I love the Curly Girl Method and I love how my hair has transformed as a result. But with that said, this Method shouldn’t be something you stress about.
This guide was designed to be the bare-bones essentials, but if you need to go even slower and add one step at a time, that’s totally fine!
It’s also worth noting that you may go through a transition period where your hair is oily in the beginning. This is normal and it should go away within 3-4 weeks as your hair gets used to this new regimen.
And if you decide to strictly co-wash, you still may want to keep some sulfate-free shampoo on hand for an occasional wash to get rid of any product that builds up over time.
Looking for more guidance on your curly hair journey?
If you’re new to curly hair care and looking for some help, you should check out the No-Stress Guide to Curly Hair Care!
After spending two years learning and caring for my curly hair, I wanted to create my own, in-depth guide to help fellow curlies create incredible curls in the easiest way possible.
It took me a while, but I eventually found an approach that helped me create a curly hair routine that fits into my life in the simplest way possible. And now I want to help you do the same!
For more intermediate/advanced guidance
If you’ve been on your curly hair journey for a while but still have some struggles, check out Curly Hair Problems!
After spending hours scouring the internet looking for solutions to my own curly hair problems, I found myself wishing for an easier, more comprehensive guide to the most common problems.
So that’s what I created!
Curly Hair Problems offers you 78 total solutions to the five most common curly hair care problems, including frizz, curl clumps, limp curls, product issues, and scalp issues.

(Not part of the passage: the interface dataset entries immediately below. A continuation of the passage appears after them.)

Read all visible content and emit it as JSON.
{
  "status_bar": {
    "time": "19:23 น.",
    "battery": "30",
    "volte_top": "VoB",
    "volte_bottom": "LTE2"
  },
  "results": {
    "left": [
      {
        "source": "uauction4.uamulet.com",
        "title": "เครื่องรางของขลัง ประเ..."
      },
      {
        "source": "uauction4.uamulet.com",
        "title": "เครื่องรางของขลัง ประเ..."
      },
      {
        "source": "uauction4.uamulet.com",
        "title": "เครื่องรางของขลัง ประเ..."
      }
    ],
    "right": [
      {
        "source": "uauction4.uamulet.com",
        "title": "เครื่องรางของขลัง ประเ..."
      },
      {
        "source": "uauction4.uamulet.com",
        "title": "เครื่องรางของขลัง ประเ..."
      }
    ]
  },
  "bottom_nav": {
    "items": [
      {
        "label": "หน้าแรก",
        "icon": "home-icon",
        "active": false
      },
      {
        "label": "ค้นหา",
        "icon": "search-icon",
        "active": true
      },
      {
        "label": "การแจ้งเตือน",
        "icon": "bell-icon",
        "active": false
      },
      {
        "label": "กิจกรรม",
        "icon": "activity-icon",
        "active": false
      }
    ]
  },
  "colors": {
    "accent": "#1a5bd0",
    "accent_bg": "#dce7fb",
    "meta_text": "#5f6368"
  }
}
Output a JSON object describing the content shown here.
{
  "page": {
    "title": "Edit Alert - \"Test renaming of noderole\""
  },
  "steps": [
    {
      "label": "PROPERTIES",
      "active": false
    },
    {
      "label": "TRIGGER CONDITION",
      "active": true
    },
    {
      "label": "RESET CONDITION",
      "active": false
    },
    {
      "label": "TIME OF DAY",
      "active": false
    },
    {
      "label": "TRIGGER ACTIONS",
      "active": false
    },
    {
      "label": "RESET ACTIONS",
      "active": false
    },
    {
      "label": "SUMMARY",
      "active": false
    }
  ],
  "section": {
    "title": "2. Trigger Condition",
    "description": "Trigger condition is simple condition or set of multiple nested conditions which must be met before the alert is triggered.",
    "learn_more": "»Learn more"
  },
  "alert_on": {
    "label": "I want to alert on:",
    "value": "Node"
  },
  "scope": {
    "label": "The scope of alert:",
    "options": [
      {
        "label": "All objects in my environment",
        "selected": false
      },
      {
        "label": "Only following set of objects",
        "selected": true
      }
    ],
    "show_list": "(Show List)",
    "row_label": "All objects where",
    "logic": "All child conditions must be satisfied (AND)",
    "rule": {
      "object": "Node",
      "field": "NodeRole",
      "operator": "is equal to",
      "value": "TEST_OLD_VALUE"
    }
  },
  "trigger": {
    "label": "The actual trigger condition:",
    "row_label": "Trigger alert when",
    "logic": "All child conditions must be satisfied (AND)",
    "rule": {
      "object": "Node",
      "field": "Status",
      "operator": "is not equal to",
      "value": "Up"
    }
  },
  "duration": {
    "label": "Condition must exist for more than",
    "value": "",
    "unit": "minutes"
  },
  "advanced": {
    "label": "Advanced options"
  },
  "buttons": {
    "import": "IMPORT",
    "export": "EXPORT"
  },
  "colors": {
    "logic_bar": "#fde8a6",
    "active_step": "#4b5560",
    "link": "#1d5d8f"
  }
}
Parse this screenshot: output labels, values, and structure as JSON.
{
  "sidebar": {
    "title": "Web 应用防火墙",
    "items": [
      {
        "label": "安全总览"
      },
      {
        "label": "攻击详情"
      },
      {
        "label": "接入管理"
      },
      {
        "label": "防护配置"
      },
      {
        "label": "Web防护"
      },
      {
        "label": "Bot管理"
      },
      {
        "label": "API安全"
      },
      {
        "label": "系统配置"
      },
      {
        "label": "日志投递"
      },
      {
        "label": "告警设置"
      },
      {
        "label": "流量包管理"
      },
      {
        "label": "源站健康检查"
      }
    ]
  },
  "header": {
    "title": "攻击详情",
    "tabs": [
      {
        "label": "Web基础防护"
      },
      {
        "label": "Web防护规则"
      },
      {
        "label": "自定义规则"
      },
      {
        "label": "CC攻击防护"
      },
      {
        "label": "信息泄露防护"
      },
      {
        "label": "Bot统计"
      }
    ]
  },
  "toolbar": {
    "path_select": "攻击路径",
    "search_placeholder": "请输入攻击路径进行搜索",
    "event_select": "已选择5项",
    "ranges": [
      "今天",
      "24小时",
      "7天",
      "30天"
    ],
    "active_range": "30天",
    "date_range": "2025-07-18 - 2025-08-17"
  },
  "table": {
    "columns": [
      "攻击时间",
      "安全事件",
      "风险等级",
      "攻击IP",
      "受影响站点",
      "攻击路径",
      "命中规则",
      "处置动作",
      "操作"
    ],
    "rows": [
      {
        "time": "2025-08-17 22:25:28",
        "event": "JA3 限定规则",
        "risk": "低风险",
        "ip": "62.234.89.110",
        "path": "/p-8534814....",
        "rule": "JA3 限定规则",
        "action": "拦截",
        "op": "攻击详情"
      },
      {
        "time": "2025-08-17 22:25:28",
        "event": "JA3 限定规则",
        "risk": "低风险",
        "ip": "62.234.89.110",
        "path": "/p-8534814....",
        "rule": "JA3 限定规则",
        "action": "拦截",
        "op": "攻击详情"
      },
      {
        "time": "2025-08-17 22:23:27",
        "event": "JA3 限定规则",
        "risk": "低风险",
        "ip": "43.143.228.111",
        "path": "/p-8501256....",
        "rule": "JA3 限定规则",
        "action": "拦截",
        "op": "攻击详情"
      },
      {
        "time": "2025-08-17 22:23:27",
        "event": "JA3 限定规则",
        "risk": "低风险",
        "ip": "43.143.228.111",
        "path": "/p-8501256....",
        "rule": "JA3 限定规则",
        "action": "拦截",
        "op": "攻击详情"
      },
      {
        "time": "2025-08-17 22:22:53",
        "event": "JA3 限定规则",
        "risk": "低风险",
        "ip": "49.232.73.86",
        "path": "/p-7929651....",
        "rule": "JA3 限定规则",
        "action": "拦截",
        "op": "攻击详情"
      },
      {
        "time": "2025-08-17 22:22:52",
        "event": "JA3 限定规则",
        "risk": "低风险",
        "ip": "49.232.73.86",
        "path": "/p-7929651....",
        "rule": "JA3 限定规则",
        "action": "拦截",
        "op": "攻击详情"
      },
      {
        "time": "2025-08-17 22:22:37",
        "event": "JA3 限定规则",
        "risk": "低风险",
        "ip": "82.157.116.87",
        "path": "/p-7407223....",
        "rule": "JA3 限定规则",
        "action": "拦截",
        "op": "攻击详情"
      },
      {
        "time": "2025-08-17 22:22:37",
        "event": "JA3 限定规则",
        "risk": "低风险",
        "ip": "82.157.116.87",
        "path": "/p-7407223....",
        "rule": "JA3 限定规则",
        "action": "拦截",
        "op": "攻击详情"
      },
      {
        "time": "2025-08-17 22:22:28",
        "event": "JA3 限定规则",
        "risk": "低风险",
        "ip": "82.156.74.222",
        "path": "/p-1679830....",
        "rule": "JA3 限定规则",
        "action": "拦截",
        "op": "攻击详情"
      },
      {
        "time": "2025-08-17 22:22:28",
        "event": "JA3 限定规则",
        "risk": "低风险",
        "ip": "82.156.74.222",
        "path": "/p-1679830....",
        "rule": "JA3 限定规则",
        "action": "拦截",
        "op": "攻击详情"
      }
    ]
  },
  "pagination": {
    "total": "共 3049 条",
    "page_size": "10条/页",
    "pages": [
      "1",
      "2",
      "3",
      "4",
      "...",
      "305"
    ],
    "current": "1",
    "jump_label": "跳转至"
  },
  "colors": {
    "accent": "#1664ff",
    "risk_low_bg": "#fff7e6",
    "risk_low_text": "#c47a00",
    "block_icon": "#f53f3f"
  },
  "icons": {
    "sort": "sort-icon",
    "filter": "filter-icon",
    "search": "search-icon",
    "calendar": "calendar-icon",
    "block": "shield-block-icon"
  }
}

Sound off: What part of the Curly Girl Method are you most excited about? What part are you the most uncertain of? Tell us about it in the comments!